Justin was just having fun, but when his dad walked in on him with a girl in a very compromising position, Justin’s summer took a quick turn for the worse. His parents’ divorce put Justin on rocky mental ground, and after a handful of Tylenol lands him in the hospital, he has really hit rock bottom.

Emmy never felt like part of her family. She was adopted from China. Her parents and sister tower over her and look like they came out of a Ralph Lauren catalog– and Emmy definitely doesn’t. After a scandalous photo of Emmy leads to vicious rumors around school, she threatens the boy who started it all on Facebook.

Justin and Emmy arrive at Heartland Academy, a reform school that will force them to deal with their issues, damaged souls with little patience for authority.
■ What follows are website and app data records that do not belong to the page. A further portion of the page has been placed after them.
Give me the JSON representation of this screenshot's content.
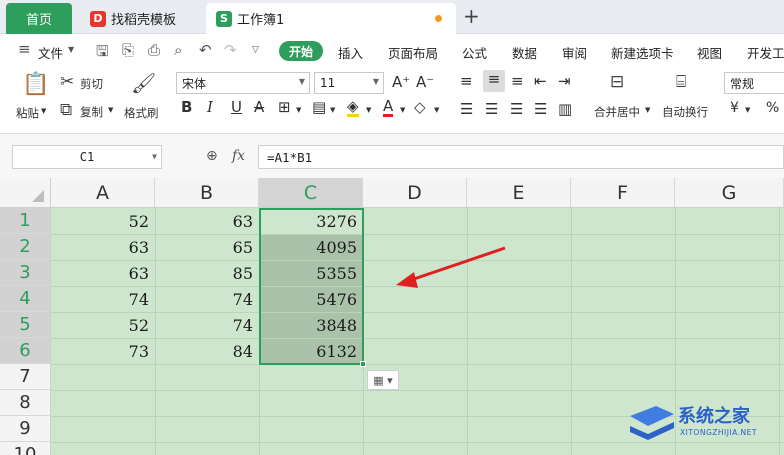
{
  "tabs": {
    "home": "首页",
    "template": "找稻壳模板",
    "workbook": "工作簿1",
    "add": "+"
  },
  "menu": {
    "file": "文件",
    "start": "开始",
    "insert": "插入",
    "page_layout": "页面布局",
    "formula": "公式",
    "data": "数据",
    "review": "审阅",
    "new_tab": "新建选项卡",
    "view": "视图",
    "dev": "开发工"
  },
  "ribbon": {
    "paste": "粘贴",
    "cut": "剪切",
    "copy": "复制",
    "format_painter": "格式刷",
    "font_name": "宋体",
    "font_size": "11",
    "merge_center": "合并居中",
    "wrap_text": "自动换行",
    "number_format": "常规"
  },
  "formula_bar": {
    "name_box": "C1",
    "formula": "=A1*B1"
  },
  "grid": {
    "columns": [
      "A",
      "B",
      "C",
      "D",
      "E",
      "F",
      "G"
    ],
    "rows": [
      "1",
      "2",
      "3",
      "4",
      "5",
      "6",
      "7",
      "8",
      "9",
      "10"
    ],
    "selected_column": "C",
    "selected_rows": [
      "1",
      "2",
      "3",
      "4",
      "5",
      "6"
    ],
    "data": [
      [
        "52",
        "63",
        "3276"
      ],
      [
        "63",
        "65",
        "4095"
      ],
      [
        "63",
        "85",
        "5355"
      ],
      [
        "74",
        "74",
        "5476"
      ],
      [
        "52",
        "74",
        "3848"
      ],
      [
        "73",
        "84",
        "6132"
      ]
    ]
  },
  "watermark": {
    "title": "系统之家",
    "subtitle": "XITONGZHIJIA.NET"
  },
  "colors": {
    "accent_green": "#2e9e5d",
    "sheet_background": "#cde6cd",
    "arrow_red": "#e0201e"
  }
}
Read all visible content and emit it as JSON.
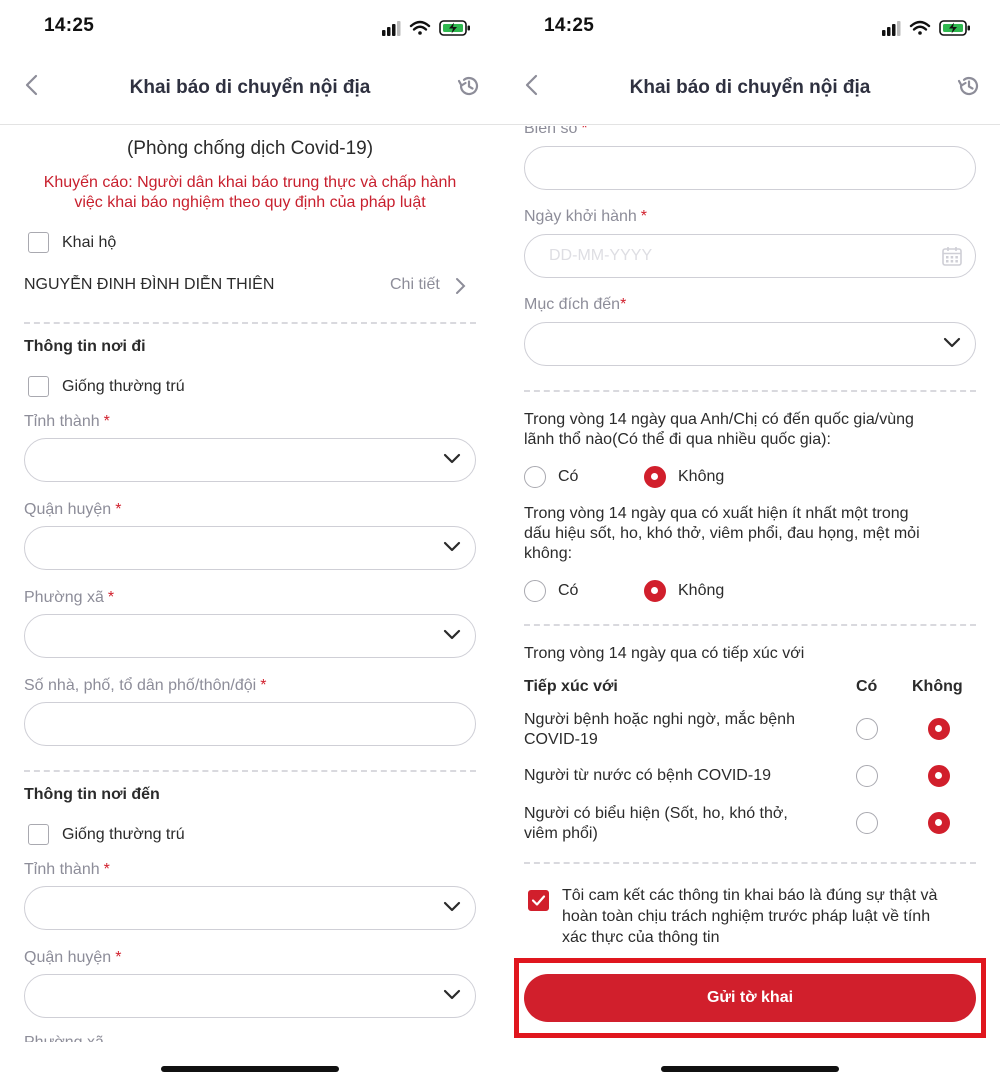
{
  "status": {
    "time": "14:25"
  },
  "nav": {
    "title": "Khai báo di chuyển nội địa"
  },
  "left": {
    "subtitle": "(Phòng chống dịch Covid-19)",
    "warning_line1": "Khuyến cáo: Người dân khai báo trung thực và chấp hành",
    "warning_line2": "việc khai báo nghiệm theo quy định của pháp luật",
    "khai_ho": "Khai hộ",
    "person_name": "NGUYỄN ĐINH ĐÌNH DIỄN THIÊN",
    "detail_link": "Chi tiết",
    "origin": {
      "title": "Thông tin nơi đi",
      "same_residence": "Giống thường trú",
      "province": "Tỉnh thành",
      "district": "Quận huyện",
      "ward": "Phường xã",
      "address": "Số nhà, phố, tổ dân phố/thôn/đội"
    },
    "destination": {
      "title": "Thông tin nơi đến",
      "same_residence": "Giống thường trú",
      "province": "Tỉnh thành",
      "district": "Quận huyện",
      "ward_partial": "Phường xã"
    }
  },
  "right": {
    "plate_label": "Biển số",
    "departure_label": "Ngày khởi hành",
    "departure_placeholder": "DD-MM-YYYY",
    "purpose_label": "Mục đích đến",
    "q1_line1": "Trong vòng 14 ngày qua Anh/Chị có đến quốc gia/vùng",
    "q1_line2": "lãnh thổ nào(Có thể đi qua nhiều quốc gia):",
    "q2_line1": "Trong vòng 14 ngày qua có xuất hiện ít nhất một trong",
    "q2_line2": "dấu hiệu sốt, ho, khó thở, viêm phổi, đau họng, mệt mỏi",
    "q2_line3": "không:",
    "yes": "Có",
    "no": "Không",
    "contact_intro": "Trong vòng 14 ngày qua có tiếp xúc với",
    "contact_header": {
      "col1": "Tiếp xúc với",
      "col2": "Có",
      "col3": "Không"
    },
    "contacts": [
      {
        "line1": "Người bệnh hoặc nghi ngờ, mắc bệnh",
        "line2": "COVID-19"
      },
      {
        "line1": "Người từ nước có bệnh COVID-19",
        "line2": ""
      },
      {
        "line1": "Người có biểu hiện (Sốt, ho, khó thở,",
        "line2": "viêm phổi)"
      }
    ],
    "commit_line1": "Tôi cam kết các thông tin khai báo là đúng sự thật và",
    "commit_line2": "hoàn toàn chịu trách nghiệm trước pháp luật về tính",
    "commit_line3": "xác thực của thông tin",
    "submit": "Gửi tờ khai"
  },
  "colors": {
    "accent": "#d11f2c",
    "highlight": "#e0161e",
    "border": "#cfcfd6"
  }
}
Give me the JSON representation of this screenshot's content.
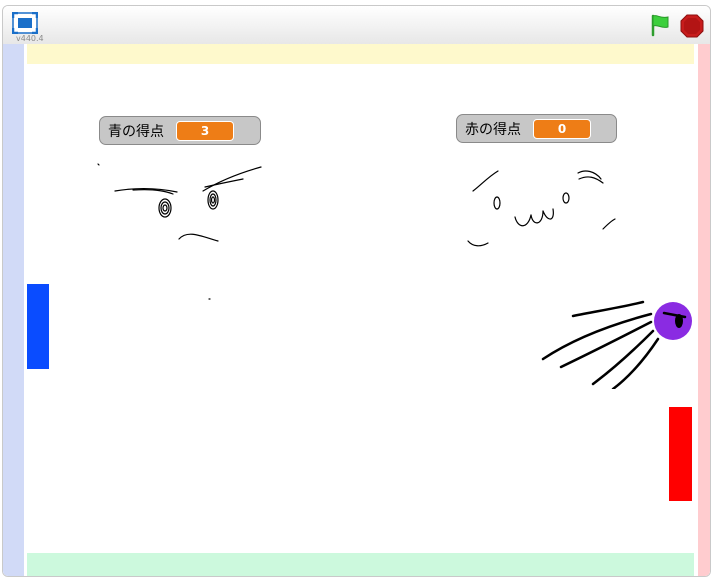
{
  "toolbar": {
    "version": "v440.4",
    "icons": {
      "fullscreen": "fullscreen-icon",
      "green_flag": "green-flag-icon",
      "stop": "stop-sign-icon"
    }
  },
  "stage": {
    "walls": {
      "left_color": "#d1daf7",
      "right_color": "#ffcccf",
      "top_color": "#fef9cc",
      "bottom_color": "#ccf9dd"
    },
    "monitors": {
      "blue": {
        "label": "青の得点",
        "value": "3"
      },
      "red": {
        "label": "赤の得点",
        "value": "0"
      }
    },
    "paddle_colors": {
      "blue": "#0a4cff",
      "red": "#ff0000"
    },
    "ball_color": "#8a2be2"
  }
}
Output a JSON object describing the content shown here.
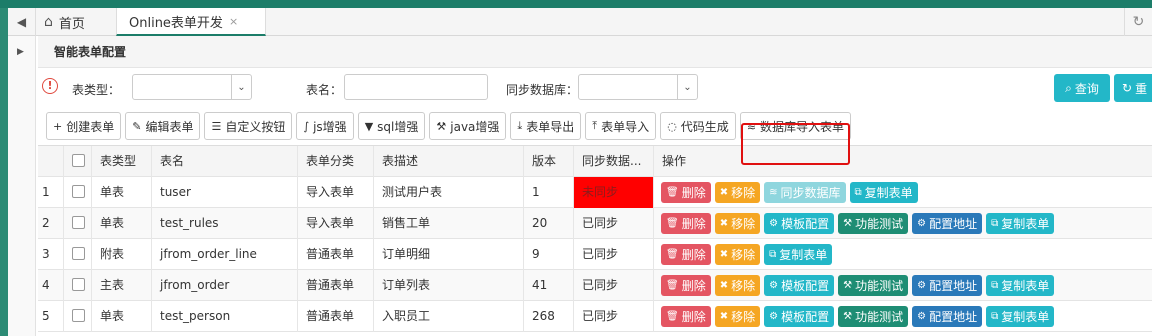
{
  "tabs": {
    "home": "首页",
    "active": "Online表单开发",
    "close": "×"
  },
  "panel_title": "智能表单配置",
  "search": {
    "type_label": "表类型：",
    "name_label": "表名：",
    "sync_db_label": "同步数据库：",
    "query_button": "查询",
    "reset_button": "重"
  },
  "toolbar": [
    {
      "label": "创建表单",
      "icon": "plus-icon"
    },
    {
      "label": "编辑表单",
      "icon": "edit-icon"
    },
    {
      "label": "自定义按钮",
      "icon": "list-icon"
    },
    {
      "label": "js增强",
      "icon": "js-icon"
    },
    {
      "label": "sql增强",
      "icon": "filter-icon"
    },
    {
      "label": "java增强",
      "icon": "wrench-icon"
    },
    {
      "label": "表单导出",
      "icon": "download-icon"
    },
    {
      "label": "表单导入",
      "icon": "upload-icon"
    },
    {
      "label": "代码生成",
      "icon": "spinner-icon"
    },
    {
      "label": "数据库导入表单",
      "icon": "database-icon"
    }
  ],
  "columns": {
    "type": "表类型",
    "name": "表名",
    "category": "表单分类",
    "desc": "表描述",
    "version": "版本",
    "sync": "同步数据...",
    "ops": "操作"
  },
  "rows": [
    {
      "num": "1",
      "type": "单表",
      "name": "tuser",
      "category": "导入表单",
      "desc": "测试用户表",
      "version": "1",
      "sync": "未同步"
    },
    {
      "num": "2",
      "type": "单表",
      "name": "test_rules",
      "category": "导入表单",
      "desc": "销售工单",
      "version": "20",
      "sync": "已同步"
    },
    {
      "num": "3",
      "type": "附表",
      "name": "jfrom_order_line",
      "category": "普通表单",
      "desc": "订单明细",
      "version": "9",
      "sync": "已同步"
    },
    {
      "num": "4",
      "type": "主表",
      "name": "jfrom_order",
      "category": "普通表单",
      "desc": "订单列表",
      "version": "41",
      "sync": "已同步"
    },
    {
      "num": "5",
      "type": "单表",
      "name": "test_person",
      "category": "普通表单",
      "desc": "入职员工",
      "version": "268",
      "sync": "已同步"
    }
  ],
  "ops_labels": {
    "delete": "删除",
    "remove": "移除",
    "sync_db": "同步数据库",
    "copy": "复制表单",
    "template": "模板配置",
    "test": "功能测试",
    "config_url": "配置地址"
  },
  "colors": {
    "brand_green": "#1c7d69",
    "teal": "#23b7c8",
    "red": "#e45562",
    "orange": "#f5a623",
    "blue": "#2a79b9",
    "unsynced_bg": "#ff0000"
  }
}
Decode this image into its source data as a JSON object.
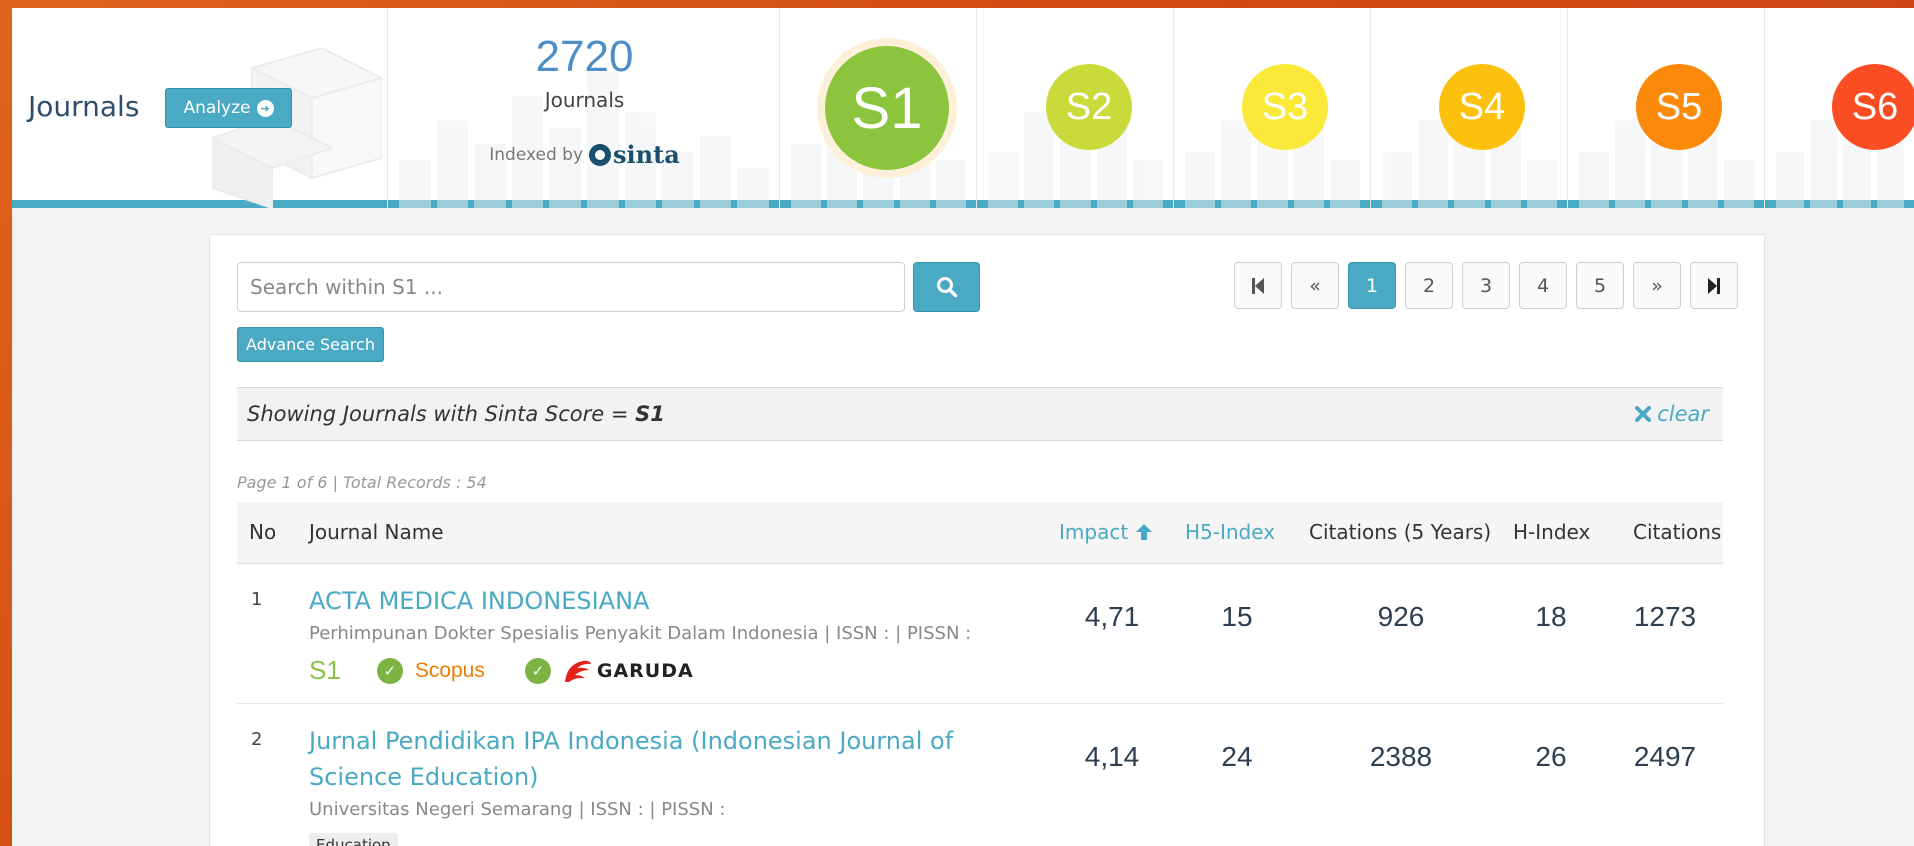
{
  "header": {
    "title": "Journals",
    "analyze_label": "Analyze",
    "total_count": "2720",
    "total_label": "Journals",
    "indexed_by": "Indexed by",
    "indexer_logo": "sinta",
    "grades": [
      {
        "label": "S1",
        "color": "#8cc43e"
      },
      {
        "label": "S2",
        "color": "#c8db3a"
      },
      {
        "label": "S3",
        "color": "#fbe93a"
      },
      {
        "label": "S4",
        "color": "#fcc10d"
      },
      {
        "label": "S5",
        "color": "#fb8a0b"
      },
      {
        "label": "S6",
        "color": "#fb4d23"
      }
    ]
  },
  "search": {
    "placeholder": "Search within S1 ...",
    "advance_label": "Advance Search"
  },
  "pagination": {
    "pages": [
      "1",
      "2",
      "3",
      "4",
      "5"
    ],
    "current": "1"
  },
  "filter": {
    "prefix": "Showing Journals with Sinta Score = ",
    "value": "S1",
    "clear_label": "clear"
  },
  "page_info": "Page 1 of 6 | Total Records : 54",
  "table": {
    "columns": {
      "no": "No",
      "name": "Journal Name",
      "impact": "Impact",
      "h5": "H5-Index",
      "cit5": "Citations (5 Years)",
      "hindex": "H-Index",
      "citations": "Citations"
    },
    "rows": [
      {
        "no": "1",
        "name": "ACTA MEDICA INDONESIANA",
        "publisher": "Perhimpunan Dokter Spesialis Penyakit Dalam Indonesia | ISSN : | PISSN :",
        "grade": "S1",
        "scopus": "Scopus",
        "garuda": "GARUDA",
        "impact": "4,71",
        "h5": "15",
        "cit5": "926",
        "hindex": "18",
        "citations": "1273"
      },
      {
        "no": "2",
        "name": "Jurnal Pendidikan IPA Indonesia (Indonesian Journal of Science Education)",
        "publisher": "Universitas Negeri Semarang | ISSN : | PISSN :",
        "subject": "Education",
        "impact": "4,14",
        "h5": "24",
        "cit5": "2388",
        "hindex": "26",
        "citations": "2497"
      }
    ]
  },
  "colors": {
    "accent": "#4aa9c3",
    "background_orange": "#d9531a"
  }
}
But along the way they will find a ragtag group of teens who are just as broken, stubborn, and full of sarcasm as themselves. In the end, they might even call each other friends.
A funny, sad, and remarkable story, A Really Awesome Mess is a journey of friendship and self-discovery that teen readers will surely sign up for.

My Review:

I’ve read a few books where teens are placed in facilities and they’re not meant to be there. They complain and moan and as you get into the novel you come to realize that they truly are not meant to be there. This is not the case with Emmy and Justin in A Really Awesome Mess. Oh – they gripe about being sent to Heartland Academy, and at the start it seems like they have a legitimate claim. But then, after spending a little time with them – it’s clear that they are both really awesome messes. Emmy has spent a lifetime feeling like an outsider. As an adopted daughter from China, she has always felt out-of-place in her tall blonde family. So she diets trying to feel like appearance wise, she fits in. And the may have the slightest anger management issues when she decides to get retribution on a classmate by vilifying and humiliating them online. Justin’s depressed and engages in some very risky behaviour trying to get attention from his parents.

This dual POV novel was great at capturing angst, anger and the all round bad and slightly defeated attitude of both Emmy and Justin. They’re feeling betrayed and their pain is evident when reading their stories. I enjoyed reading their stories. And the supporting characters? Amazing. I loved the great cast and their eccentricities.

But this book is a mess (possibly the mess referred to in the title) when it comes to the romance between Emmy and Justin. It just didn’t work for me. I can’t stand when authors think that just because they’re writing for YA audiences then there needs to be a love story. The relationship between these two felt superfluous and so very out of character for both.

A Really Awesome Mess was an enjoyable read with some issues but there were a few heart-warming moments as well.

Thanks to Egmont USA and Netgalley for the digital review copy.

Purchase the novel from:

Amazon | Book Depository